> [Exercise instructions]
Go through the data below and count every line that has the word "Aggregiert". Return only the count.

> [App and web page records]

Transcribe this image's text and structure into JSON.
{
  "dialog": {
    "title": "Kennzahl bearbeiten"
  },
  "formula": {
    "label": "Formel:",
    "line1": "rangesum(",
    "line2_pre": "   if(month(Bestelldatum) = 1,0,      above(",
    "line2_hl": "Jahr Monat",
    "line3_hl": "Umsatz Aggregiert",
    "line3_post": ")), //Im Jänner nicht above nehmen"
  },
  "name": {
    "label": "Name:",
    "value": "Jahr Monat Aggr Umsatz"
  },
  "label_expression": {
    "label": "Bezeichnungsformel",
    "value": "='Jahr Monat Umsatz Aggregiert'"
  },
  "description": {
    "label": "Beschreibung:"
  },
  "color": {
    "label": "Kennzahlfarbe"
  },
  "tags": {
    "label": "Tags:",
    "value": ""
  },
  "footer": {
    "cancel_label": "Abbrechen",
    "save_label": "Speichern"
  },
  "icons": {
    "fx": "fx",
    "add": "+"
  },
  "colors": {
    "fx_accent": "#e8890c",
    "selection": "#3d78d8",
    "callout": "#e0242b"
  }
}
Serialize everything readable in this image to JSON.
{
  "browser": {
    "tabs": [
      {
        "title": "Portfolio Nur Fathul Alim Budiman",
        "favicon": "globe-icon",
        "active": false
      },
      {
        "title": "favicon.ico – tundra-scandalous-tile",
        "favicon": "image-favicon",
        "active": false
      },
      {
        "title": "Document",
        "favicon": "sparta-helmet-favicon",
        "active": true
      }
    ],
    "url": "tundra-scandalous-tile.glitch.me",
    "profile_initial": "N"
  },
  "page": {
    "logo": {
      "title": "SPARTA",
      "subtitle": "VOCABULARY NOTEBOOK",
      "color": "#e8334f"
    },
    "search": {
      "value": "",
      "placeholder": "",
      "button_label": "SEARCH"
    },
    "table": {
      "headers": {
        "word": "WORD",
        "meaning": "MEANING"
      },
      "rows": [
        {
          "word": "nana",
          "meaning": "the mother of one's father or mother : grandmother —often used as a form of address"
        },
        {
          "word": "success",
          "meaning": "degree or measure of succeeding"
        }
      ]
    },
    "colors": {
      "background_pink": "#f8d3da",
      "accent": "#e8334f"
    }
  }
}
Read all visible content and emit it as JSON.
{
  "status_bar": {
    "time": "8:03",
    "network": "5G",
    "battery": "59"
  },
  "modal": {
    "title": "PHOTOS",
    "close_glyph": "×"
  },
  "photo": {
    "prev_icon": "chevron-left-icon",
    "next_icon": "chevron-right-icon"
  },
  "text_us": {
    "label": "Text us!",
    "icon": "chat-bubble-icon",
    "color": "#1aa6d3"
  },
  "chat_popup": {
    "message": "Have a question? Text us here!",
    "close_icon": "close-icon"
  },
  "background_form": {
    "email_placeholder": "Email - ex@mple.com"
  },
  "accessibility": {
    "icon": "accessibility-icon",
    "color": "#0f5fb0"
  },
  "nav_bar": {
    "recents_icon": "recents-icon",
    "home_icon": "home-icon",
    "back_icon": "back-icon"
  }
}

> [Solution to the problem]
2